(What to work on)
Return all of the data below verbatim and exclude every picture.

(Saved data entries)
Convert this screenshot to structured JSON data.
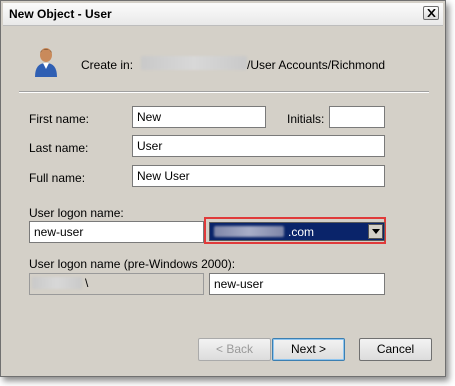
{
  "window": {
    "title": "New Object - User"
  },
  "header": {
    "create_in_label": "Create in:",
    "create_in_path": "/User Accounts/Richmond"
  },
  "form": {
    "first_name_label": "First name:",
    "first_name_value": "New",
    "initials_label": "Initials:",
    "initials_value": "",
    "last_name_label": "Last name:",
    "last_name_value": "User",
    "full_name_label": "Full name:",
    "full_name_value": "New User",
    "logon_name_label": "User logon name:",
    "logon_name_value": "new-user",
    "upn_suffix_value": ".com",
    "pre2000_label": "User logon name (pre-Windows 2000):",
    "pre2000_domain_suffix": "\\",
    "pre2000_value": "new-user"
  },
  "buttons": {
    "back": "< Back",
    "next": "Next >",
    "cancel": "Cancel"
  },
  "colors": {
    "dialog_bg": "#d4d0c8",
    "selection": "#0a246a",
    "highlight_border": "#e03a3a"
  }
}
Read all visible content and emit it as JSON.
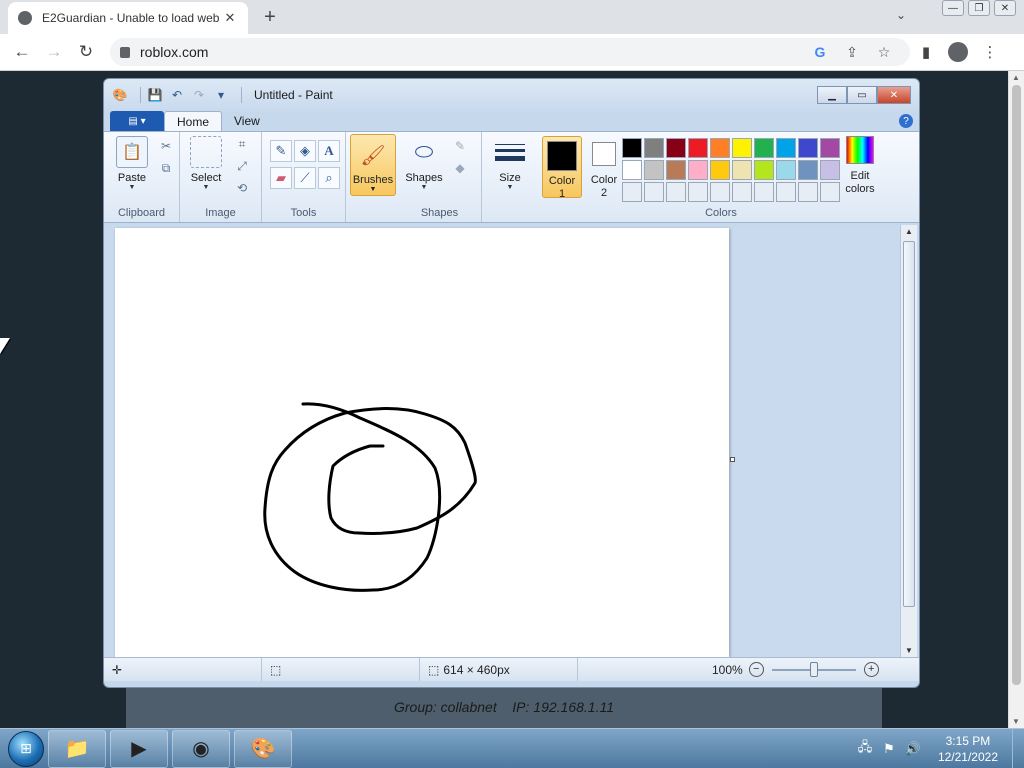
{
  "browser": {
    "tab_title": "E2Guardian - Unable to load web",
    "tab_close": "✕",
    "new_tab": "+",
    "url": "roblox.com",
    "nav": {
      "back": "←",
      "forward": "→",
      "reload": "↻"
    }
  },
  "paint": {
    "window_title": "Untitled - Paint",
    "tabs": {
      "home": "Home",
      "view": "View"
    },
    "groups": {
      "clipboard": "Clipboard",
      "image": "Image",
      "tools": "Tools",
      "shapes": "Shapes",
      "colors": "Colors"
    },
    "buttons": {
      "paste": "Paste",
      "select": "Select",
      "brushes": "Brushes",
      "shapes": "Shapes",
      "size": "Size",
      "color1_line1": "Color",
      "color1_line2": "1",
      "color2_line1": "Color",
      "color2_line2": "2",
      "edit_colors_line1": "Edit",
      "edit_colors_line2": "colors"
    },
    "color1": "#000000",
    "color2": "#ffffff",
    "palette": [
      "#000000",
      "#7f7f7f",
      "#880015",
      "#ed1c24",
      "#ff7f27",
      "#fff200",
      "#22b14c",
      "#00a2e8",
      "#3f48cc",
      "#a349a4",
      "#ffffff",
      "#c3c3c3",
      "#b97a57",
      "#ffaec9",
      "#ffc90e",
      "#efe4b0",
      "#b5e61d",
      "#99d9ea",
      "#7092be",
      "#c8bfe7",
      "#e6edf5",
      "#e6edf5",
      "#e6edf5",
      "#e6edf5",
      "#e6edf5",
      "#e6edf5",
      "#e6edf5",
      "#e6edf5",
      "#e6edf5",
      "#e6edf5"
    ],
    "status": {
      "image_size": "614 × 460px",
      "zoom": "100%"
    }
  },
  "remote_bar": {
    "text": "Group: collabnet    IP: 192.168.1.11"
  },
  "taskbar": {
    "time": "3:15 PM",
    "date": "12/21/2022"
  }
}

(Task solution)
Convert this screenshot to structured JSON data.
{
  "window": {
    "title": "New Object - User"
  },
  "header": {
    "create_in_label": "Create in:",
    "create_in_path": "/User Accounts/Richmond"
  },
  "form": {
    "first_name_label": "First name:",
    "first_name_value": "New",
    "initials_label": "Initials:",
    "initials_value": "",
    "last_name_label": "Last name:",
    "last_name_value": "User",
    "full_name_label": "Full name:",
    "full_name_value": "New User",
    "logon_name_label": "User logon name:",
    "logon_name_value": "new-user",
    "upn_suffix_value": ".com",
    "pre2000_label": "User logon name (pre-Windows 2000):",
    "pre2000_domain_suffix": "\\",
    "pre2000_value": "new-user"
  },
  "buttons": {
    "back": "< Back",
    "next": "Next >",
    "cancel": "Cancel"
  },
  "colors": {
    "dialog_bg": "#d4d0c8",
    "selection": "#0a246a",
    "highlight_border": "#e03a3a"
  }
}
Read all visible content and emit it as JSON.
{
  "browser": {
    "tab_title": "E2Guardian - Unable to load web",
    "tab_close": "✕",
    "new_tab": "+",
    "url": "roblox.com",
    "nav": {
      "back": "←",
      "forward": "→",
      "reload": "↻"
    }
  },
  "paint": {
    "window_title": "Untitled - Paint",
    "tabs": {
      "home": "Home",
      "view": "View"
    },
    "groups": {
      "clipboard": "Clipboard",
      "image": "Image",
      "tools": "Tools",
      "shapes": "Shapes",
      "colors": "Colors"
    },
    "buttons": {
      "paste": "Paste",
      "select": "Select",
      "brushes": "Brushes",
      "shapes": "Shapes",
      "size": "Size",
      "color1_line1": "Color",
      "color1_line2": "1",
      "color2_line1": "Color",
      "color2_line2": "2",
      "edit_colors_line1": "Edit",
      "edit_colors_line2": "colors"
    },
    "color1": "#000000",
    "color2": "#ffffff",
    "palette": [
      "#000000",
      "#7f7f7f",
      "#880015",
      "#ed1c24",
      "#ff7f27",
      "#fff200",
      "#22b14c",
      "#00a2e8",
      "#3f48cc",
      "#a349a4",
      "#ffffff",
      "#c3c3c3",
      "#b97a57",
      "#ffaec9",
      "#ffc90e",
      "#efe4b0",
      "#b5e61d",
      "#99d9ea",
      "#7092be",
      "#c8bfe7",
      "#e6edf5",
      "#e6edf5",
      "#e6edf5",
      "#e6edf5",
      "#e6edf5",
      "#e6edf5",
      "#e6edf5",
      "#e6edf5",
      "#e6edf5",
      "#e6edf5"
    ],
    "status": {
      "image_size": "614 × 460px",
      "zoom": "100%"
    }
  },
  "remote_bar": {
    "text": "Group: collabnet    IP: 192.168.1.11"
  },
  "taskbar": {
    "time": "3:15 PM",
    "date": "12/21/2022"
  }
}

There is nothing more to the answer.